* PROVIDED ENTRIES *
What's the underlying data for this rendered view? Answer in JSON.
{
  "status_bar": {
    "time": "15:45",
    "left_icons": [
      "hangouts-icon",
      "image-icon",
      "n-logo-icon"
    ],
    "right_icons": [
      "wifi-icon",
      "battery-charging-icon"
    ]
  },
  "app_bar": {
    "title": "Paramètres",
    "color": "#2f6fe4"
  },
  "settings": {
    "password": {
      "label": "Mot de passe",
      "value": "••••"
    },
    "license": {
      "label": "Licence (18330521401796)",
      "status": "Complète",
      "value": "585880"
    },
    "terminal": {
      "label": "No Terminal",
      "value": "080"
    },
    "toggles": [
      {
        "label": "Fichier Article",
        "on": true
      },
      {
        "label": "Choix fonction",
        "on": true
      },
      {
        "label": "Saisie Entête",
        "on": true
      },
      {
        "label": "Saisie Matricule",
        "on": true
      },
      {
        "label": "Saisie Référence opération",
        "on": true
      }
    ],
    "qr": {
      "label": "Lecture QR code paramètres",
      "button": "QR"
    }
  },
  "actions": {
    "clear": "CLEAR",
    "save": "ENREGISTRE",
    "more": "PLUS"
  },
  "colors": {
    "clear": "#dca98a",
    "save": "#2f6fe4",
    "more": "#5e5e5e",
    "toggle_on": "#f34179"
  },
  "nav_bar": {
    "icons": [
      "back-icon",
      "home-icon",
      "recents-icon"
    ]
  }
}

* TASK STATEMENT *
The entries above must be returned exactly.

* TASK ANSWER *
What's the underlying data for this rendered view? Answer in JSON.
{
  "status_bar": {
    "time": "15:45",
    "left_icons": [
      "hangouts-icon",
      "image-icon",
      "n-logo-icon"
    ],
    "right_icons": [
      "wifi-icon",
      "battery-charging-icon"
    ]
  },
  "app_bar": {
    "title": "Paramètres",
    "color": "#2f6fe4"
  },
  "settings": {
    "password": {
      "label": "Mot de passe",
      "value": "••••"
    },
    "license": {
      "label": "Licence (18330521401796)",
      "status": "Complète",
      "value": "585880"
    },
    "terminal": {
      "label": "No Terminal",
      "value": "080"
    },
    "toggles": [
      {
        "label": "Fichier Article",
        "on": true
      },
      {
        "label": "Choix fonction",
        "on": true
      },
      {
        "label": "Saisie Entête",
        "on": true
      },
      {
        "label": "Saisie Matricule",
        "on": true
      },
      {
        "label": "Saisie Référence opération",
        "on": true
      }
    ],
    "qr": {
      "label": "Lecture QR code paramètres",
      "button": "QR"
    }
  },
  "actions": {
    "clear": "CLEAR",
    "save": "ENREGISTRE",
    "more": "PLUS"
  },
  "colors": {
    "clear": "#dca98a",
    "save": "#2f6fe4",
    "more": "#5e5e5e",
    "toggle_on": "#f34179"
  },
  "nav_bar": {
    "icons": [
      "back-icon",
      "home-icon",
      "recents-icon"
    ]
  }
}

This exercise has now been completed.